→ TASK TO COMPLETE:
I'd like every line from the material below that has "JSON" in it.

→ TASK INPUTS:
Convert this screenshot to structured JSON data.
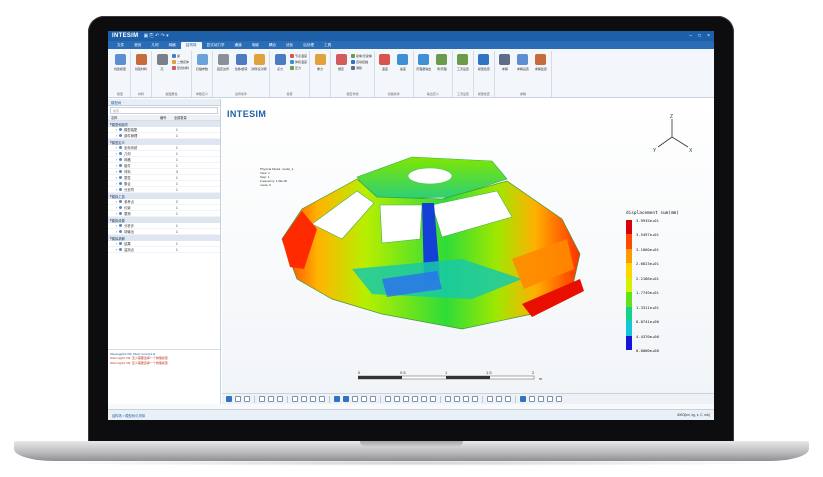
{
  "app": {
    "brand": "INTESIM",
    "window_controls": [
      "–",
      "□",
      "×"
    ]
  },
  "menu": {
    "tabs": [
      "文件",
      "首页",
      "几何",
      "网格",
      "结构场",
      "显式动力学",
      "通道",
      "电磁",
      "耦合",
      "优化",
      "后处理",
      "工具"
    ],
    "active_index": 4
  },
  "ribbon": {
    "groups": [
      {
        "label": "模型",
        "buttons": [
          "创建模型"
        ],
        "small": []
      },
      {
        "label": "材料",
        "buttons": [
          "创建材料"
        ],
        "small": []
      },
      {
        "label": "截面属性",
        "buttons": [
          "壳"
        ],
        "small": [
          "梁",
          "二维实体",
          "复合材料"
        ]
      },
      {
        "label": "参数定义",
        "buttons": [
          "扫描参数"
        ],
        "small": []
      },
      {
        "label": "边界条件",
        "buttons": [
          "固定边界",
          "位移/旋转",
          "对称/反对称"
        ],
        "small": []
      },
      {
        "label": "载荷",
        "buttons": [
          "点力"
        ],
        "small": [
          "节点温度",
          "体积温度",
          "压力"
        ]
      },
      {
        "label": "",
        "buttons": [
          "重力"
        ],
        "small": []
      },
      {
        "label": "相互作用",
        "buttons": [
          "绑定"
        ],
        "small": [
          "摩擦/无摩擦",
          "自动接触",
          "滑移"
        ]
      },
      {
        "label": "初始条件",
        "buttons": [
          "温度",
          "速度"
        ],
        "small": []
      },
      {
        "label": "输出定义",
        "buttons": [
          "历程量输出",
          "场/历程"
        ],
        "small": []
      },
      {
        "label": "工况设置",
        "buttons": [
          "工况设置"
        ],
        "small": []
      },
      {
        "label": "模型检查",
        "buttons": [
          "模型检查"
        ],
        "small": []
      },
      {
        "label": "求解",
        "buttons": [
          "求解",
          "求解设置",
          "求解监控"
        ],
        "small": []
      }
    ]
  },
  "left_panel": {
    "tab": "模型树",
    "search_placeholder": "搜索...",
    "columns": [
      "名称",
      "编号",
      "全部数量"
    ],
    "groups": [
      {
        "name": "模型和部件",
        "items": [
          {
            "name": "模型装配",
            "count": "1"
          },
          {
            "name": "部件管理",
            "count": "1"
          }
        ]
      },
      {
        "name": "模型定义",
        "items": [
          {
            "name": "坐标系统",
            "count": "1"
          },
          {
            "name": "几何",
            "count": "1"
          },
          {
            "name": "网格",
            "count": "1"
          },
          {
            "name": "组件",
            "count": "1"
          },
          {
            "name": "材料",
            "count": "3"
          },
          {
            "name": "属性",
            "count": "1"
          },
          {
            "name": "集合",
            "count": "1"
          },
          {
            "name": "分页符",
            "count": "1"
          }
        ]
      },
      {
        "name": "模拟工具",
        "items": [
          {
            "name": "参考点",
            "count": "2"
          },
          {
            "name": "约束",
            "count": "1"
          },
          {
            "name": "载荷",
            "count": "1"
          }
        ]
      },
      {
        "name": "模拟设置",
        "items": [
          {
            "name": "分析步",
            "count": "1"
          },
          {
            "name": "场输出",
            "count": "1"
          }
        ]
      },
      {
        "name": "模拟求解",
        "items": [
          {
            "name": "结果",
            "count": "1"
          },
          {
            "name": "监测点",
            "count": "1"
          }
        ]
      }
    ]
  },
  "messages": [
    "Message[10:33]: Mesh Count(4.0)",
    "Warning[10:33]: 至少需要选择一个物理模型",
    "Warning[10:33]: 至少需要选择一个物理模型"
  ],
  "viewport": {
    "logo": "INTESIM",
    "info_lines": [
      "Physical Model: model_1",
      "View: 1",
      "Step: 1",
      "Frequency: 1.0E+00",
      "mode: 0"
    ],
    "legend_title": "displacement sum(mm)",
    "legend_values": [
      "3.9935e+01",
      "3.5497e+01",
      "3.1060e+01",
      "2.6623e+01",
      "2.2186e+01",
      "1.7749e+01",
      "1.3311e+01",
      "8.8741e+00",
      "4.4370e+00",
      "0.0000e+00"
    ],
    "legend_colors": [
      "#d9000c",
      "#ff4a00",
      "#ff9a00",
      "#ffd400",
      "#d4f200",
      "#63e21b",
      "#12d38a",
      "#13c6d9",
      "#1a73f0",
      "#1515d8"
    ],
    "scale_ticks": [
      "0",
      "0.5",
      "1",
      "1.5",
      "2"
    ],
    "scale_unit": "m",
    "axis_labels": [
      "Z",
      "Y",
      "X"
    ]
  },
  "statusbar": {
    "left": "结构场 > 模型树/几何体",
    "right": "400D(km, kg, s, C, mA)"
  }
}
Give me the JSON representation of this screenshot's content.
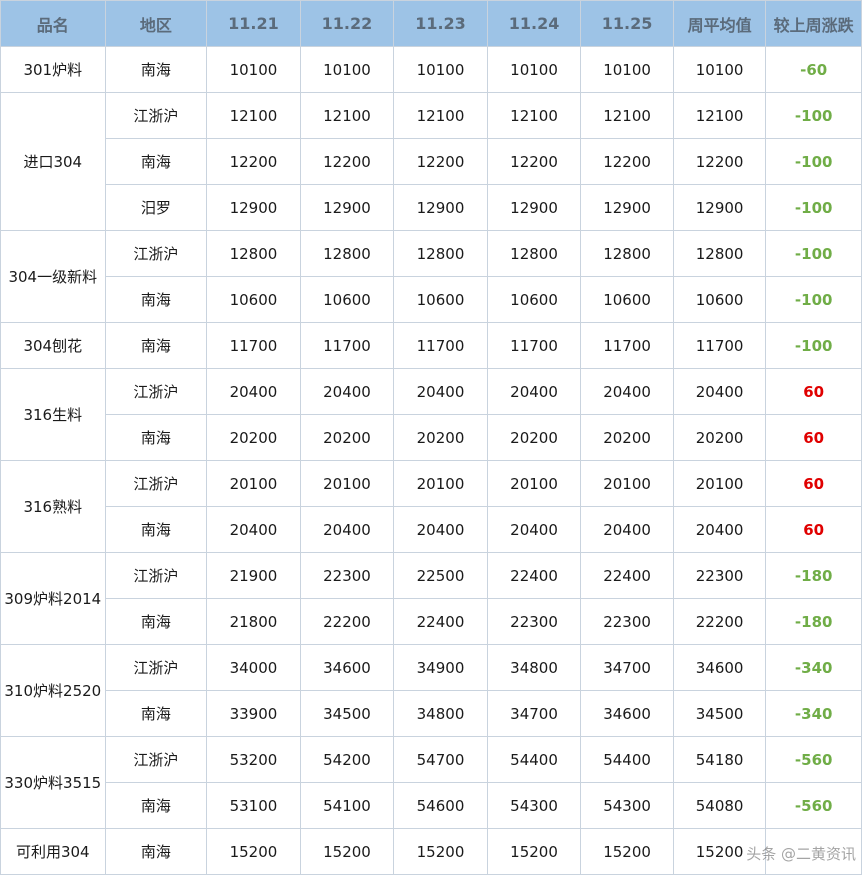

→ EXPECTED ANSWER:
Convert this screenshot to structured JSON data.
Give me the JSON representation of this screenshot's content.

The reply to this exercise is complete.